With regard to the potential lack of crude fiber, the ratio of crude fiber within the diet [< 16% for TMR (total mixed ration), < 18% for PMR (partial mixed ration; crude fiber was regarded in the fed ration without individual concentrate supply); yes or no] and ratio of roughage to the whole diet (%; quantitative) were calculated for early lactating cows. Additionally, the percentage of cows in the herd with a fat content < 3% in milk (< 3%; 3–5% or > 5% of the herd) and a fat-protein-quotient < 1 (%; quantitative) of the last DHI milk recording before the farm visit were evaluated.
Statistical analyses were performed as described in detail by Jensen et al. . After entry into a relational SQL online study database, all analyses were conducted using SAS 9.3® (SAS Institute Inc., Cary, NC, USA). Data were checked for plausibility and missing values. Variables were aggregated at the farm level (statistical unit) as described above and in the Additional file 1 (definition of risk factors). Overall, only nine data points were missing, indicating excellent data quality.
First, a descriptive analysis was performed stratified by case- and control-status. Then, the linearity of the relationship between the quantitative variables and the logit of the case control status was evaluated. Linearity was confirmed graphically using R®, version 3.1.1 (R Foundation for Statistical Computing, Vienna, Austria). Two variables (ratio of roughage to the whole ration for early lactating cows and quantity of fed roughage) had a quadratic relationship to the logit of the health status. The quadratic terms of these two variables were included in the statistical analyses.

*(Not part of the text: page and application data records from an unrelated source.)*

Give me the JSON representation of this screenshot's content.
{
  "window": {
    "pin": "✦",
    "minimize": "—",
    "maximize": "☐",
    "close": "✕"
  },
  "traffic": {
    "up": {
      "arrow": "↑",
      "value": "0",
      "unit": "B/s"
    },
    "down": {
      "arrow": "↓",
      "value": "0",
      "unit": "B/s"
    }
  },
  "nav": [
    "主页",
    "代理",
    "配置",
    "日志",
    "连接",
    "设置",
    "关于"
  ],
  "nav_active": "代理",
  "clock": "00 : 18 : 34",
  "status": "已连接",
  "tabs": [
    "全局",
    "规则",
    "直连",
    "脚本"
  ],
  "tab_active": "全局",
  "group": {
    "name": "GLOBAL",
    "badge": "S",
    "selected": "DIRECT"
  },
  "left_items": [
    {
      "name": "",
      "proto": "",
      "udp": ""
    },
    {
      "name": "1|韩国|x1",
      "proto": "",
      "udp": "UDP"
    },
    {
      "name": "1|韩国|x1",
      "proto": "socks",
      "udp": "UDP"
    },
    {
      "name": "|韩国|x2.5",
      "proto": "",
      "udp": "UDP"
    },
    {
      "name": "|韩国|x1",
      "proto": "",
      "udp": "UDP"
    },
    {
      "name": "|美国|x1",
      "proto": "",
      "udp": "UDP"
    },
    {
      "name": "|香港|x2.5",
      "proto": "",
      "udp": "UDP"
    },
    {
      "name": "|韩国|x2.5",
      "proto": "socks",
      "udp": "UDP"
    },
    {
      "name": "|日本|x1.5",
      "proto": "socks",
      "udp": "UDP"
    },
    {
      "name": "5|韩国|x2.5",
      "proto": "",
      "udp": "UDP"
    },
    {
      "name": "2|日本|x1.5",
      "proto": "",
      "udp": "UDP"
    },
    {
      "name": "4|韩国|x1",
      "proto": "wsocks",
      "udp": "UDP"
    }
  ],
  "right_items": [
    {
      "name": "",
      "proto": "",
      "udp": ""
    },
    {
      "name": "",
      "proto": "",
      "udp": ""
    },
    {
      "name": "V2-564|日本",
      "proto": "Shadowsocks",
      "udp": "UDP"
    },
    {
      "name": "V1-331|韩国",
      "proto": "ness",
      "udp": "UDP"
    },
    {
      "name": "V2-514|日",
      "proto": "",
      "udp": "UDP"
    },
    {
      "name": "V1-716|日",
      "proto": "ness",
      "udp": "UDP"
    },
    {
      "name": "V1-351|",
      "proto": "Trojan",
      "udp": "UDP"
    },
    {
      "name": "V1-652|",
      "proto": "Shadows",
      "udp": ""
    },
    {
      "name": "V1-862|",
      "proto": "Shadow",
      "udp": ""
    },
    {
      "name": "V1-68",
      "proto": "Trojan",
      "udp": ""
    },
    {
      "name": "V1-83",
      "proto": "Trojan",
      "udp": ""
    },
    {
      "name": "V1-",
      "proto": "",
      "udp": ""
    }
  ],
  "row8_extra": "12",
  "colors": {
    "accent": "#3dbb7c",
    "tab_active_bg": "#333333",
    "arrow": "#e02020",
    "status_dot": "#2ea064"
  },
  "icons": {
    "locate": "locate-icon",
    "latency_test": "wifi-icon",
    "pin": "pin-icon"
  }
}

If no quadratic or linear relationship was found, the variables were categorized. Associations among risk factors were investigated using Cramer’s V (cut-off: 0.7), Spearman’s rank correlation coefficient (cut-off: |0.8|) or analyses of variance (cut-off for coefficient of determination: 0.64). No association between risk factors was beyond these cut-off values. Therefore, no risk factor was excluded from further analyses. After the tests for association among the risk factors, a single-factorial logistic regression was performed. Variables with P < 0.2 were included in a multifactorial logistic regression analysis. To achieve an informative model, variables in the multifactorial model were excluded using stepwise backward selection, if the corresponding P value was greater than 0.05. The correlation matrix of the predictors was investigated to review the associations in the final statistical models. Two-way interactions among the risk factors were included in the backward-selected model and checked for statistical significance with P < 0.1. After backward selection of the interactions, no interactions with P < 0.1 remained in the model.
ROC curves were computed for the multifactorial model assessing the performance of the model. Due to the explorative nature of this study, a multiplicity correction was omitted .